The Irish Times - Wednesday, December 2, 2009
A Galway eye surgeon has described as “unprecedented” the rise in the number of cases of an eye condition which he says can be directly attributed to people staring at the sun during recent events at the Knock shrine.
Dr Eamonn O’Donoghue, a consultant ophthalmologist surgeon in University Hospital Galway, says the hospital would usually see one case of solar retinopathy “at most” per year.
However, this year there have been five such cases, all of which have been linked to events at Knock.
Dr O’Donoghue said people needed to be warned of the condition as it was “potentially very, very dangerous” and could cause long-term damage to the most vulnerable part of the eye.
“These people came in because they have had a significant reduction in their vision and they could very well be a smaller representative sample,” Dr O’Donoghue said, adding that two of those who had presented to the hospital had also reported that other members of their families had suffered visual damage.
“It can potentially lead to blindness with prolonged exposure,” Dr O’Donoghue said. While he was unaware how the events were organised, he said, it would be “profoundly irresponsible” for anyone to encourage people to stare at the sun.
About 10,000 people attended a supposed apparition of the Virgin Mary at the Knock shrine in Co Mayo on October 31st. At this, and at a similar event on October 11th, people claimed to see the sun shimmering, changing colour and “dancing in the sky”.

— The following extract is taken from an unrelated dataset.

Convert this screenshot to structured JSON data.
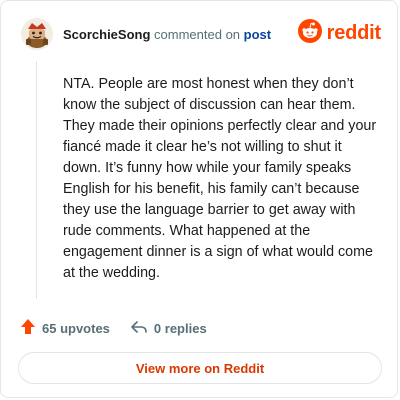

Another apparition has been forecast by visionary Joe Coleman for this Saturday at 3pm. Attempts to contact Mr Coleman last night were unsuccessful.
Solar retinopathy, or eclipse retinopathy as it is also known, affects the macula and can cause a significant reduction in vision.
It can also lead to altered images, altered colour perception and blind spots.
While most people will recover their vision within six months, solar retinopathy has the potential to have a long-term degenerative effect on the retina.
He said that reports of people seeing colours dancing in front of the sun could also be explained by the condition, describing it as “sort of a cheap trick”.
“If you stare at the sun for long enough you’re going to get some visual disturbances. Not only will you get reduced vision but also a condition called metamorphopsia,” he said, adding that this could explain such visual alterations.
“Since the time of Galileo people have known that looking directly at the sun can do damage to your eyes,” Dr O’Donoghue added.